• [DATA FOR REVIEW]

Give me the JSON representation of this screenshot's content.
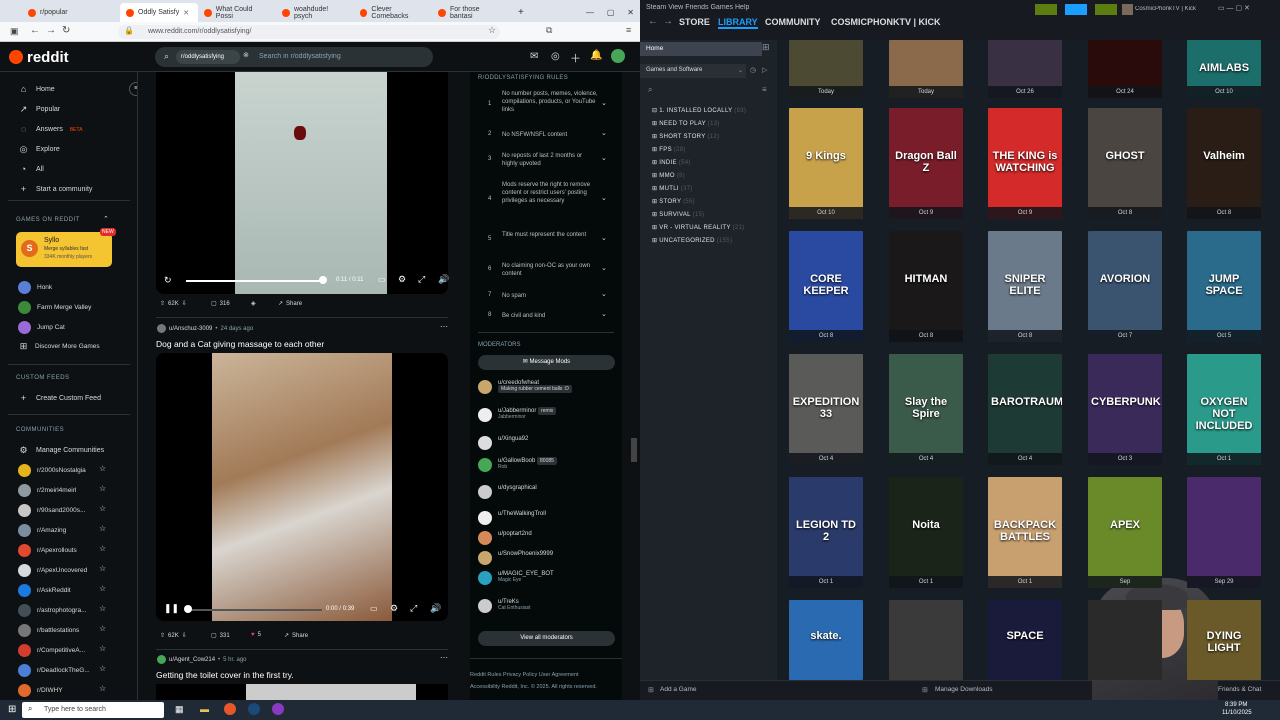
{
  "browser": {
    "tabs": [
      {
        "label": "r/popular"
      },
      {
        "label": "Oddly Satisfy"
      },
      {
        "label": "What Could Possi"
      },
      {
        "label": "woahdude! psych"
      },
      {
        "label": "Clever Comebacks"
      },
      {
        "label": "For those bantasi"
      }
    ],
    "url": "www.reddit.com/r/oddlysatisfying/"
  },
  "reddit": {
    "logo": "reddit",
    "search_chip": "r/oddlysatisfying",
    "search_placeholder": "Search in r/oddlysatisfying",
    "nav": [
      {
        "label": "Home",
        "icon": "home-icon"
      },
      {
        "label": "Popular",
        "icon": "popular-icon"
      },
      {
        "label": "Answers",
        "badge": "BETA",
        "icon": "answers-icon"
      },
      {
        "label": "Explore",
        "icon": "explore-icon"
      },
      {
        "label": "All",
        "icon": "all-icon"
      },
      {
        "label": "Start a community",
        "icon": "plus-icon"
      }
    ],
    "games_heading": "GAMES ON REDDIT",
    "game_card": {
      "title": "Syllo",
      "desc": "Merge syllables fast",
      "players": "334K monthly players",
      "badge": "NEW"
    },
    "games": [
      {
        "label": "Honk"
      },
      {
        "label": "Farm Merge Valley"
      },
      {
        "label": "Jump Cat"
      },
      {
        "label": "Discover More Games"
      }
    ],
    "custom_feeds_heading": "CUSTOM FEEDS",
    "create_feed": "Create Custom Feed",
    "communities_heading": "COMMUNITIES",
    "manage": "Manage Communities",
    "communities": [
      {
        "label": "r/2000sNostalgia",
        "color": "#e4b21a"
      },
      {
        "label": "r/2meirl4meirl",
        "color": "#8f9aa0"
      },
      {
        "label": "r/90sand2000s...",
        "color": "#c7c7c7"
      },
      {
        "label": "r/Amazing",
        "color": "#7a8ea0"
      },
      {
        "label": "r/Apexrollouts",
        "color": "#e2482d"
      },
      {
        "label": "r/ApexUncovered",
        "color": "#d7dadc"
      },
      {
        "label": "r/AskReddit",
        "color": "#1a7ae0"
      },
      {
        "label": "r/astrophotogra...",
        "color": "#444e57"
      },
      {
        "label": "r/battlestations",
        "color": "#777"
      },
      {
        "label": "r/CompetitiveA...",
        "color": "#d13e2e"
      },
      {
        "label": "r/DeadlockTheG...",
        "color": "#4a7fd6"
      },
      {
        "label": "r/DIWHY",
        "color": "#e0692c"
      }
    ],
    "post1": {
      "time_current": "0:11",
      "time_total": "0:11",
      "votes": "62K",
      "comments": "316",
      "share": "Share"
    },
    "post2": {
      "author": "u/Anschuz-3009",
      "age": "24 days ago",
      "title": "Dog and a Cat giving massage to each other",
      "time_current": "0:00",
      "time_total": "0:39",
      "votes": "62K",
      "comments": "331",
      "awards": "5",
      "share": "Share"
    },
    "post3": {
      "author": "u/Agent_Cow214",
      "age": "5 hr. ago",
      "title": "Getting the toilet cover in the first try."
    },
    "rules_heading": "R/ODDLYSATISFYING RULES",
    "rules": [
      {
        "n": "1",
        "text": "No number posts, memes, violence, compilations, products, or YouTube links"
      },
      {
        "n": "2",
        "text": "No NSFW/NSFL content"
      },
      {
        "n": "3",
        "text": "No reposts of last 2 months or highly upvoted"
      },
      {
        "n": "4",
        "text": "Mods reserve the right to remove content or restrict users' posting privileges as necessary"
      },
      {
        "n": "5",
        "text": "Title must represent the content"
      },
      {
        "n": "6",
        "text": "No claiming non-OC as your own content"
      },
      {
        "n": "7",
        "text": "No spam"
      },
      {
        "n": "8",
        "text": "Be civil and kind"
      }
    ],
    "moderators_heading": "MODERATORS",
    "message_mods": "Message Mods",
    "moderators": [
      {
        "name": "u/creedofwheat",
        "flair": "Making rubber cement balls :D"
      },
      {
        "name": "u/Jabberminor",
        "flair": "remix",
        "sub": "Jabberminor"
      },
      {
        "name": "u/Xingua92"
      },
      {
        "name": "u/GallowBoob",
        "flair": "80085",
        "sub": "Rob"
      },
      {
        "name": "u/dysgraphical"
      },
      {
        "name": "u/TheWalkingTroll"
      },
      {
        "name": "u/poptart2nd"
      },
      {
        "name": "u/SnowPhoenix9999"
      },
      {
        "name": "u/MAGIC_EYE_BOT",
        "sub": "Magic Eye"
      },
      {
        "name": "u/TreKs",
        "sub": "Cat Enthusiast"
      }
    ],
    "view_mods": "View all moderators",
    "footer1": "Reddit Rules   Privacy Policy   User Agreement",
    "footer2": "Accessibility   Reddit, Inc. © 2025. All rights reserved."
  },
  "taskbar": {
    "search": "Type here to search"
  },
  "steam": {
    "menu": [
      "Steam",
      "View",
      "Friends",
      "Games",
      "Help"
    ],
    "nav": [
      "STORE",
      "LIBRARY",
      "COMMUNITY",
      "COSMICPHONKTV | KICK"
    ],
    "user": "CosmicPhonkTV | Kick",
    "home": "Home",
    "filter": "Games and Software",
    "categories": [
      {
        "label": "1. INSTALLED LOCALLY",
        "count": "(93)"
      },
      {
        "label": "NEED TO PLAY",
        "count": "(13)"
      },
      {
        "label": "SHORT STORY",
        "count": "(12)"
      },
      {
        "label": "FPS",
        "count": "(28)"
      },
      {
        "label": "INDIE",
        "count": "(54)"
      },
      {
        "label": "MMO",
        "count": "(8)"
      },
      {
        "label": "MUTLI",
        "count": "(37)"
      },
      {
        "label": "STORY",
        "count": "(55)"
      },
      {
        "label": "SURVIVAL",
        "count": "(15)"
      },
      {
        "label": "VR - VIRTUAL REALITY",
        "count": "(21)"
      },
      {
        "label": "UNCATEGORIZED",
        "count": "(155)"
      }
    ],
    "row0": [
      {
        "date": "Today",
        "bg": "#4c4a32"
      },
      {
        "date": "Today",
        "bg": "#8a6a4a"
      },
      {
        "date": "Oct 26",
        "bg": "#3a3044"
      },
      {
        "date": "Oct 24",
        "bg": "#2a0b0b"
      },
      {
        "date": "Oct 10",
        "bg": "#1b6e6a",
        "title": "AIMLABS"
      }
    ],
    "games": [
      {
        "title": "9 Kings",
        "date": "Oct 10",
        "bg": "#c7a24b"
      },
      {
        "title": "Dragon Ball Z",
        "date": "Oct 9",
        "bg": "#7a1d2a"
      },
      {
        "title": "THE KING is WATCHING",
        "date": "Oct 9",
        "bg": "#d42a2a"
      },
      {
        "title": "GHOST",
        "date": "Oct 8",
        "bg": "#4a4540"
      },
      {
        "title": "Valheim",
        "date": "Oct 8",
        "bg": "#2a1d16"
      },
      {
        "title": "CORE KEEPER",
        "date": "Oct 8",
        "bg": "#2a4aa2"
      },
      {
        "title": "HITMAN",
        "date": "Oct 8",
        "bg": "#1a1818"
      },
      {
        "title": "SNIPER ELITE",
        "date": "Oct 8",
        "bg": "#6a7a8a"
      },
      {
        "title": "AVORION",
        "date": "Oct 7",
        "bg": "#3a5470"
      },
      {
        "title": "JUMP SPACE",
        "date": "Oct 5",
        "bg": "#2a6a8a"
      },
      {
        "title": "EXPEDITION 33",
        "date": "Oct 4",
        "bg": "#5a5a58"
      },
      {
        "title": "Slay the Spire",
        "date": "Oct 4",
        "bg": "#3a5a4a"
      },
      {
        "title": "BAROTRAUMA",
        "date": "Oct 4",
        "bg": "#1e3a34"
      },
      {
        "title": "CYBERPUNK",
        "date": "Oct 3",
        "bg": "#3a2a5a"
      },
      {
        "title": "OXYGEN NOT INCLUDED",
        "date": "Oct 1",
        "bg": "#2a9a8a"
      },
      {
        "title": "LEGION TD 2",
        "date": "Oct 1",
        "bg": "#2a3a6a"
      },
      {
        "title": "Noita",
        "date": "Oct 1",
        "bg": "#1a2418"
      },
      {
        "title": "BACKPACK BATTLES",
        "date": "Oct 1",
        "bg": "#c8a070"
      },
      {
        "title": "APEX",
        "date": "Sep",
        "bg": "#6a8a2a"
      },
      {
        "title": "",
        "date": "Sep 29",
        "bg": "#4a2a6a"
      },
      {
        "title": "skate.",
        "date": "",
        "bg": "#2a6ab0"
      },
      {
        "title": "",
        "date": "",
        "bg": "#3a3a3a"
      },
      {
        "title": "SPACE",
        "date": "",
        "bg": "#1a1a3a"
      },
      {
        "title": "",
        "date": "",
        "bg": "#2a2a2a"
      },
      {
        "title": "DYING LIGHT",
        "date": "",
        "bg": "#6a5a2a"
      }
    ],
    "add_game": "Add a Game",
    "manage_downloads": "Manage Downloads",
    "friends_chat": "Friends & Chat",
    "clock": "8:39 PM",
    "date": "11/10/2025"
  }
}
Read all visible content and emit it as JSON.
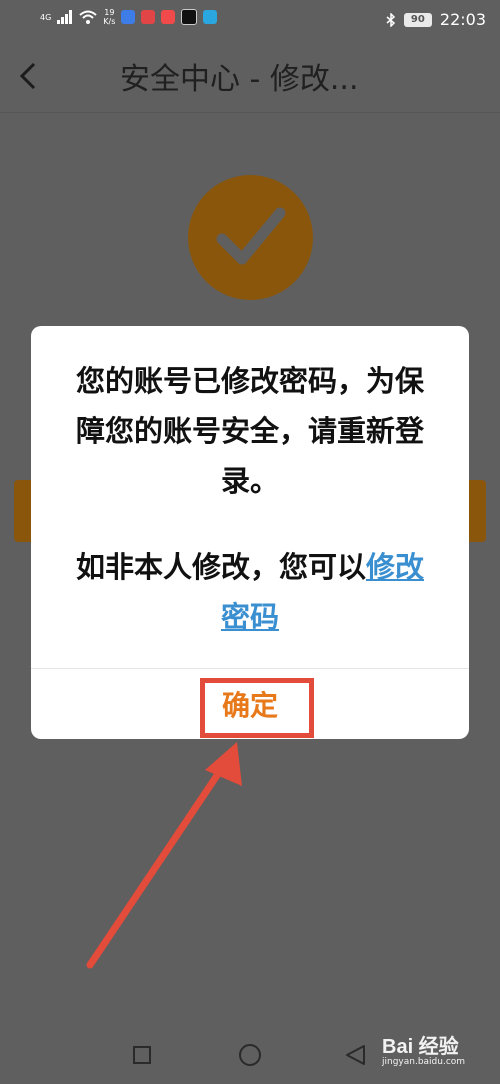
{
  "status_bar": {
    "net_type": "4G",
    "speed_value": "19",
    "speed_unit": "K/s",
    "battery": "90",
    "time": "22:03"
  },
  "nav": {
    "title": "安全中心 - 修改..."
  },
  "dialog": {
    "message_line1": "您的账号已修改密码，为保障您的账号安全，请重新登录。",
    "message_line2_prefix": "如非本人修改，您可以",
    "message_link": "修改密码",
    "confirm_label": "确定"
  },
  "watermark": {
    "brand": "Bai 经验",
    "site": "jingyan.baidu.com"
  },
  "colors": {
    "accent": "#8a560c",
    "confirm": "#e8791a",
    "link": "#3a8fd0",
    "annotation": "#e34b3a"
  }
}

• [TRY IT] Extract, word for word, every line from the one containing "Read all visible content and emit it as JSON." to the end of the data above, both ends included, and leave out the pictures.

• [SOLVED PROBLEM]
Read all visible content and emit it as JSON.
{
  "status_bar": {
    "net_type": "4G",
    "speed_value": "19",
    "speed_unit": "K/s",
    "battery": "90",
    "time": "22:03"
  },
  "nav": {
    "title": "安全中心 - 修改..."
  },
  "dialog": {
    "message_line1": "您的账号已修改密码，为保障您的账号安全，请重新登录。",
    "message_line2_prefix": "如非本人修改，您可以",
    "message_link": "修改密码",
    "confirm_label": "确定"
  },
  "watermark": {
    "brand": "Bai 经验",
    "site": "jingyan.baidu.com"
  },
  "colors": {
    "accent": "#8a560c",
    "confirm": "#e8791a",
    "link": "#3a8fd0",
    "annotation": "#e34b3a"
  }
}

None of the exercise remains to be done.